* WHAT YOU ARE ASKED TO DO
Repeat each record exactly. Any picture gets left out.

########

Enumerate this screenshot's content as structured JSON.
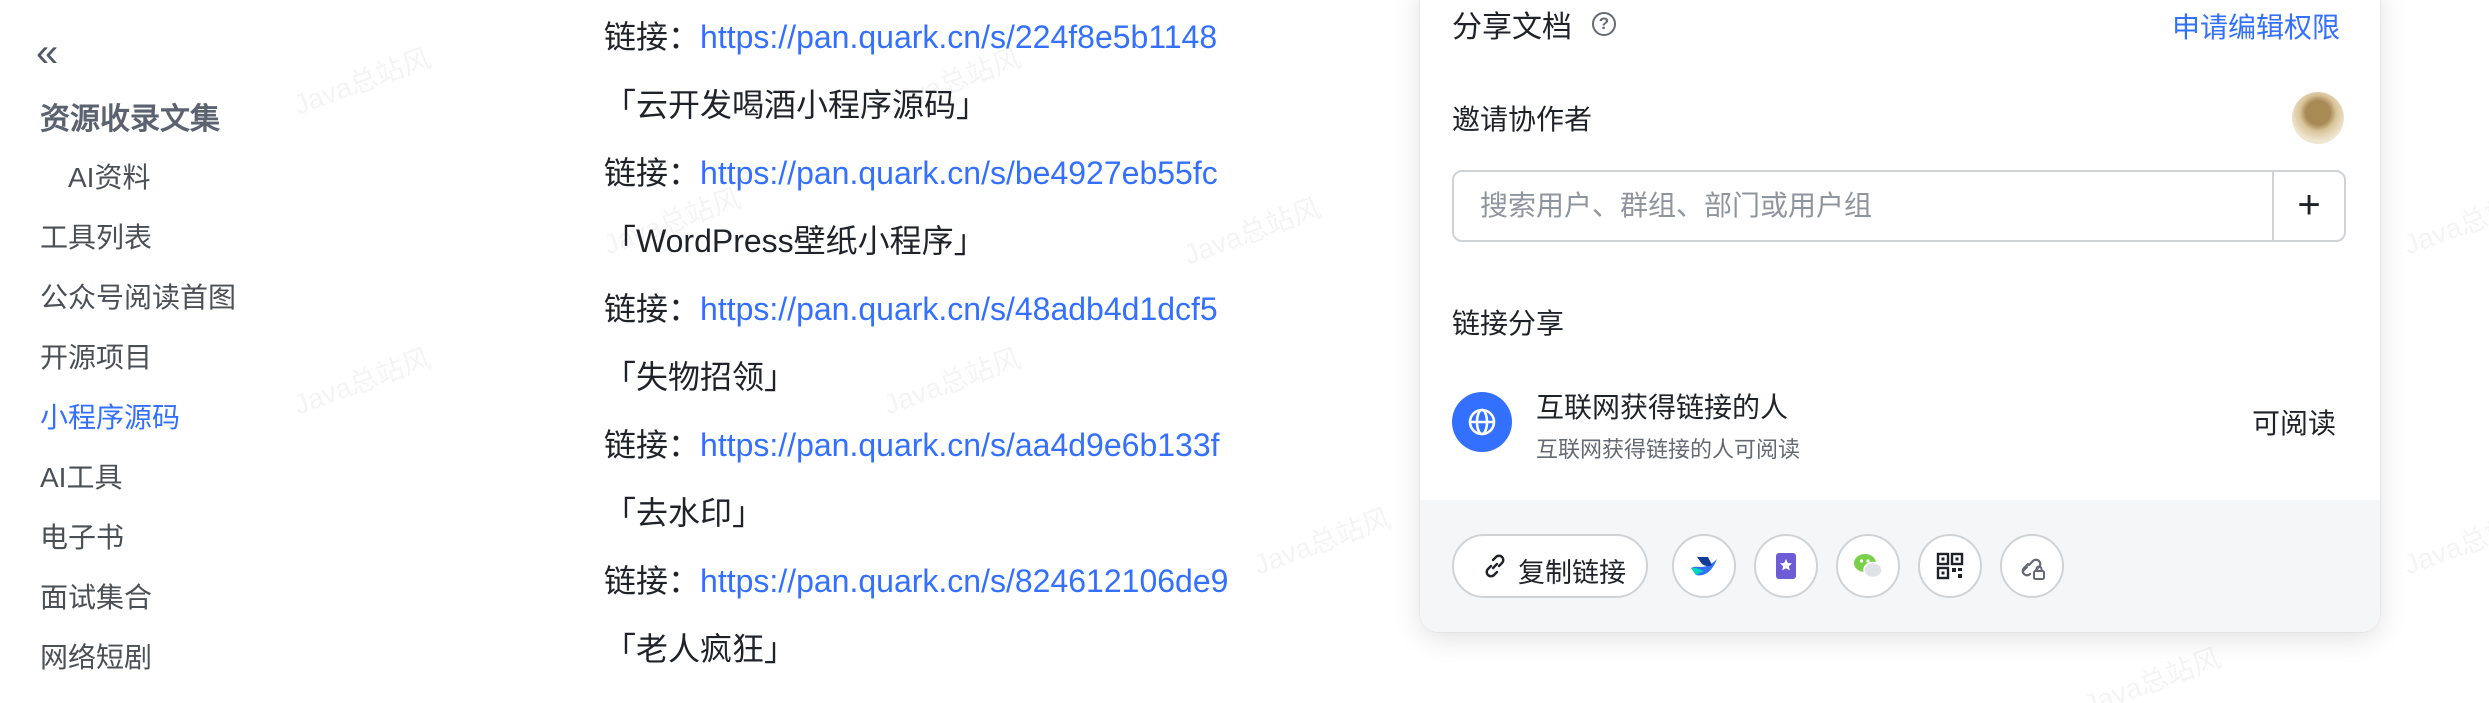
{
  "watermark": "Java总站风",
  "sidebar": {
    "collapse_glyph": "«",
    "title": "资源收录文集",
    "items": [
      {
        "label": "AI资料"
      },
      {
        "label": "工具列表"
      },
      {
        "label": "公众号阅读首图"
      },
      {
        "label": "开源项目"
      },
      {
        "label": "小程序源码",
        "active": true
      },
      {
        "label": "AI工具"
      },
      {
        "label": "电子书"
      },
      {
        "label": "面试集合"
      },
      {
        "label": "网络短剧"
      }
    ]
  },
  "content": {
    "link_prefix": "链接：",
    "lines": [
      {
        "type": "link",
        "url": "https://pan.quark.cn/s/224f8e5b1148"
      },
      {
        "type": "title",
        "text": "「云开发喝酒小程序源码」"
      },
      {
        "type": "link",
        "url": "https://pan.quark.cn/s/be4927eb55fc"
      },
      {
        "type": "title",
        "text": "「WordPress壁纸小程序」"
      },
      {
        "type": "link",
        "url": "https://pan.quark.cn/s/48adb4d1dcf5"
      },
      {
        "type": "title",
        "text": "「失物招领」"
      },
      {
        "type": "link",
        "url": "https://pan.quark.cn/s/aa4d9e6b133f"
      },
      {
        "type": "title",
        "text": "「去水印」"
      },
      {
        "type": "link",
        "url": "https://pan.quark.cn/s/824612106de9"
      },
      {
        "type": "title",
        "text": "「老人疯狂」"
      }
    ]
  },
  "share_panel": {
    "title": "分享文档",
    "help_glyph": "?",
    "request_edit_label": "申请编辑权限",
    "invite_label": "邀请协作者",
    "search_placeholder": "搜索用户、群组、部门或用户组",
    "add_glyph": "+",
    "link_share_label": "链接分享",
    "link_scope_title": "互联网获得链接的人",
    "link_scope_desc": "互联网获得链接的人可阅读",
    "permission_label": "可阅读",
    "copy_link_label": "复制链接",
    "share_icons": [
      "lark-icon",
      "bookmark-icon",
      "wechat-icon",
      "qrcode-icon",
      "link-lock-icon"
    ],
    "colors": {
      "accent": "#3370ff",
      "footer_bg": "#f5f6f7",
      "wechat": "#7bd04a",
      "bookmark": "#6e5bd6"
    }
  }
}
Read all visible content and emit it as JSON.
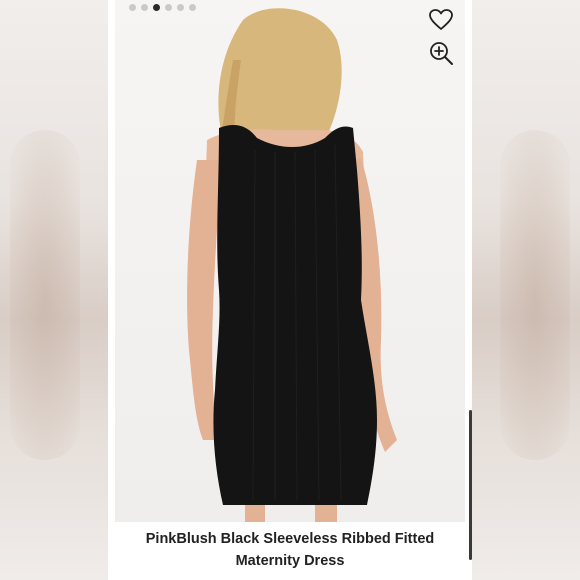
{
  "carousel": {
    "total": 6,
    "active_index": 2
  },
  "icons": {
    "favorite": "heart-icon",
    "zoom": "zoom-in-icon"
  },
  "product": {
    "title_line1": "PinkBlush Black Sleeveless Ribbed Fitted",
    "title_line2": "Maternity Dress"
  },
  "colors": {
    "dress": "#141414",
    "dot_active": "#2a2a2a",
    "dot_inactive": "#c9c9c9"
  }
}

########

* EXPECTED ANSWER
Enumerate this screenshot's content as structured JSON.
{
  "watermark": "Java总站风",
  "sidebar": {
    "collapse_glyph": "«",
    "title": "资源收录文集",
    "items": [
      {
        "label": "AI资料"
      },
      {
        "label": "工具列表"
      },
      {
        "label": "公众号阅读首图"
      },
      {
        "label": "开源项目"
      },
      {
        "label": "小程序源码",
        "active": true
      },
      {
        "label": "AI工具"
      },
      {
        "label": "电子书"
      },
      {
        "label": "面试集合"
      },
      {
        "label": "网络短剧"
      }
    ]
  },
  "content": {
    "link_prefix": "链接：",
    "lines": [
      {
        "type": "link",
        "url": "https://pan.quark.cn/s/224f8e5b1148"
      },
      {
        "type": "title",
        "text": "「云开发喝酒小程序源码」"
      },
      {
        "type": "link",
        "url": "https://pan.quark.cn/s/be4927eb55fc"
      },
      {
        "type": "title",
        "text": "「WordPress壁纸小程序」"
      },
      {
        "type": "link",
        "url": "https://pan.quark.cn/s/48adb4d1dcf5"
      },
      {
        "type": "title",
        "text": "「失物招领」"
      },
      {
        "type": "link",
        "url": "https://pan.quark.cn/s/aa4d9e6b133f"
      },
      {
        "type": "title",
        "text": "「去水印」"
      },
      {
        "type": "link",
        "url": "https://pan.quark.cn/s/824612106de9"
      },
      {
        "type": "title",
        "text": "「老人疯狂」"
      }
    ]
  },
  "share_panel": {
    "title": "分享文档",
    "help_glyph": "?",
    "request_edit_label": "申请编辑权限",
    "invite_label": "邀请协作者",
    "search_placeholder": "搜索用户、群组、部门或用户组",
    "add_glyph": "+",
    "link_share_label": "链接分享",
    "link_scope_title": "互联网获得链接的人",
    "link_scope_desc": "互联网获得链接的人可阅读",
    "permission_label": "可阅读",
    "copy_link_label": "复制链接",
    "share_icons": [
      "lark-icon",
      "bookmark-icon",
      "wechat-icon",
      "qrcode-icon",
      "link-lock-icon"
    ],
    "colors": {
      "accent": "#3370ff",
      "footer_bg": "#f5f6f7",
      "wechat": "#7bd04a",
      "bookmark": "#6e5bd6"
    }
  }
}
Read all visible content and emit it as JSON.
{
  "carousel": {
    "total": 6,
    "active_index": 2
  },
  "icons": {
    "favorite": "heart-icon",
    "zoom": "zoom-in-icon"
  },
  "product": {
    "title_line1": "PinkBlush Black Sleeveless Ribbed Fitted",
    "title_line2": "Maternity Dress"
  },
  "colors": {
    "dress": "#141414",
    "dot_active": "#2a2a2a",
    "dot_inactive": "#c9c9c9"
  }
}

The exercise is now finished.